# PROBLEM TO SOLVE
The lines of the records that include "excerpt" should all be copied.
::::::::
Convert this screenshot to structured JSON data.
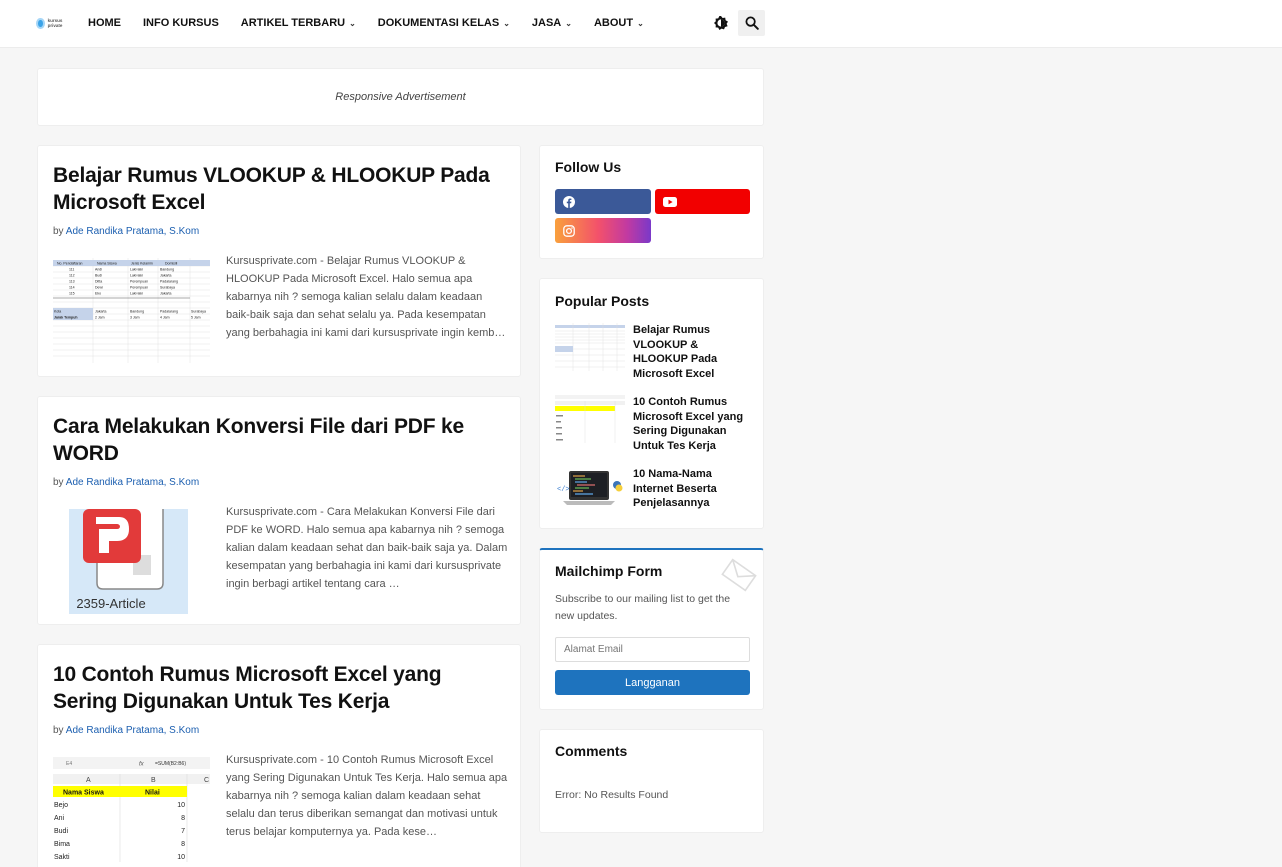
{
  "brand": {
    "logo_text": "kursus private",
    "icon": "site-logo"
  },
  "nav": {
    "items": [
      {
        "label": "HOME",
        "has_dropdown": false
      },
      {
        "label": "INFO KURSUS",
        "has_dropdown": false
      },
      {
        "label": "ARTIKEL TERBARU",
        "has_dropdown": true
      },
      {
        "label": "DOKUMENTASI KELAS",
        "has_dropdown": true
      },
      {
        "label": "JASA",
        "has_dropdown": true
      },
      {
        "label": "ABOUT",
        "has_dropdown": true
      }
    ],
    "theme_icon": "contrast-icon",
    "search_icon": "search-icon"
  },
  "ad": {
    "label": "Responsive Advertisement"
  },
  "posts": [
    {
      "title": "Belajar Rumus VLOOKUP & HLOOKUP Pada Microsoft Excel",
      "by": "by",
      "author": "Ade Randika Pratama, S.Kom",
      "excerpt": "Kursusprivate.com - Belajar Rumus VLOOKUP & HLOOKUP Pada Microsoft Excel. Halo semua apa kabarnya nih ? semoga kalian selalu dalam keadaan baik-baik saja dan sehat selalu ya. Pada kesempatan yang berbahagia ini kami dari kursusprivate ingin kemb…",
      "thumb": {
        "headers": [
          "No. Pendaftaran",
          "Nama Siswa",
          "Jenis Kelamin",
          "Domisili"
        ],
        "rows": [
          [
            "111",
            "Andi",
            "Laki-laki",
            "Bandung"
          ],
          [
            "112",
            "Budi",
            "Laki-laki",
            "Jakarta"
          ],
          [
            "113",
            "Ditta",
            "Perempuan",
            "Padalarang"
          ],
          [
            "114",
            "Dewi",
            "Perempuan",
            "Surabaya"
          ],
          [
            "115",
            "Eko",
            "Laki-laki",
            "Jakarta"
          ]
        ],
        "kota_label": "Kota",
        "kota": [
          "Jakarta",
          "Bandung",
          "Padalarang",
          "Surabaya"
        ],
        "jarak_label": "Jarak Tempuh",
        "jarak": [
          "2 Jam",
          "3 Jam",
          "4 Jam",
          "5 Jam"
        ]
      }
    },
    {
      "title": "Cara Melakukan Konversi File dari PDF ke WORD",
      "by": "by",
      "author": "Ade Randika Pratama, S.Kom",
      "excerpt": "Kursusprivate.com - Cara Melakukan Konversi File dari PDF ke WORD. Halo semua apa kabarnya nih ? semoga kalian dalam keadaan sehat dan baik-baik saja ya. Dalam kesempatan yang berbahagia ini kami dari kursusprivate ingin berbagi artikel tentang cara …",
      "thumb": {
        "caption": "2359-Article",
        "icon": "pdf-app-icon"
      }
    },
    {
      "title": "10 Contoh Rumus Microsoft Excel yang Sering Digunakan Untuk Tes Kerja",
      "by": "by",
      "author": "Ade Randika Pratama, S.Kom",
      "excerpt": "Kursusprivate.com - 10 Contoh Rumus Microsoft Excel yang Sering Digunakan Untuk Tes Kerja. Halo semua apa kabarnya nih ? semoga kalian dalam keadaan sehat selalu dan terus diberikan semangat dan motivasi untuk terus belajar komputernya ya.  Pada kese…",
      "thumb": {
        "cell": "E4",
        "fx": "fx",
        "formula": "=SUM(B2:B6)",
        "col_a": "A",
        "col_b": "B",
        "col_c": "C",
        "header": [
          "Nama Siswa",
          "Nilai"
        ],
        "rows": [
          [
            "Bejo",
            "10"
          ],
          [
            "Ani",
            "8"
          ],
          [
            "Budi",
            "7"
          ],
          [
            "Bima",
            "8"
          ],
          [
            "Sakti",
            "10"
          ]
        ]
      }
    }
  ],
  "sidebar": {
    "follow": {
      "title": "Follow Us",
      "icons": [
        "facebook-icon",
        "youtube-icon",
        "instagram-icon"
      ]
    },
    "popular": {
      "title": "Popular Posts",
      "items": [
        {
          "title": "Belajar Rumus VLOOKUP & HLOOKUP Pada Microsoft Excel"
        },
        {
          "title": "10 Contoh Rumus Microsoft Excel yang Sering Digunakan Untuk Tes Kerja"
        },
        {
          "title": "10 Nama-Nama Internet Beserta Penjelasannya"
        }
      ]
    },
    "mailchimp": {
      "title": "Mailchimp Form",
      "description": "Subscribe to our mailing list to get the new updates.",
      "placeholder": "Alamat Email",
      "button": "Langganan",
      "icon": "envelope-icon"
    },
    "comments": {
      "title": "Comments",
      "error": "Error: No Results Found"
    }
  },
  "colors": {
    "accent": "#1e73be",
    "link": "#1c5fb0",
    "facebook": "#3b5998",
    "youtube": "#f20000",
    "page_bg": "#f6f6f6"
  }
}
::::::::
# EXPECTED OUTPUT
      "excerpt": "Kursusprivate.com - Belajar Rumus VLOOKUP & HLOOKUP Pada Microsoft Excel. Halo semua apa kabarnya nih ? semoga kalian selalu dalam keadaan baik-baik saja dan sehat selalu ya. Pada kesempatan yang berbahagia ini kami dari kursusprivate ingin kemb…",
      "excerpt": "Kursusprivate.com - Cara Melakukan Konversi File dari PDF ke WORD. Halo semua apa kabarnya nih ? semoga kalian dalam keadaan sehat dan baik-baik saja ya. Dalam kesempatan yang berbahagia ini kami dari kursusprivate ingin berbagi artikel tentang cara …",
      "excerpt": "Kursusprivate.com - 10 Contoh Rumus Microsoft Excel yang Sering Digunakan Untuk Tes Kerja. Halo semua apa kabarnya nih ? semoga kalian dalam keadaan sehat selalu dan terus diberikan semangat dan motivasi untuk terus belajar komputernya ya.  Pada kese…",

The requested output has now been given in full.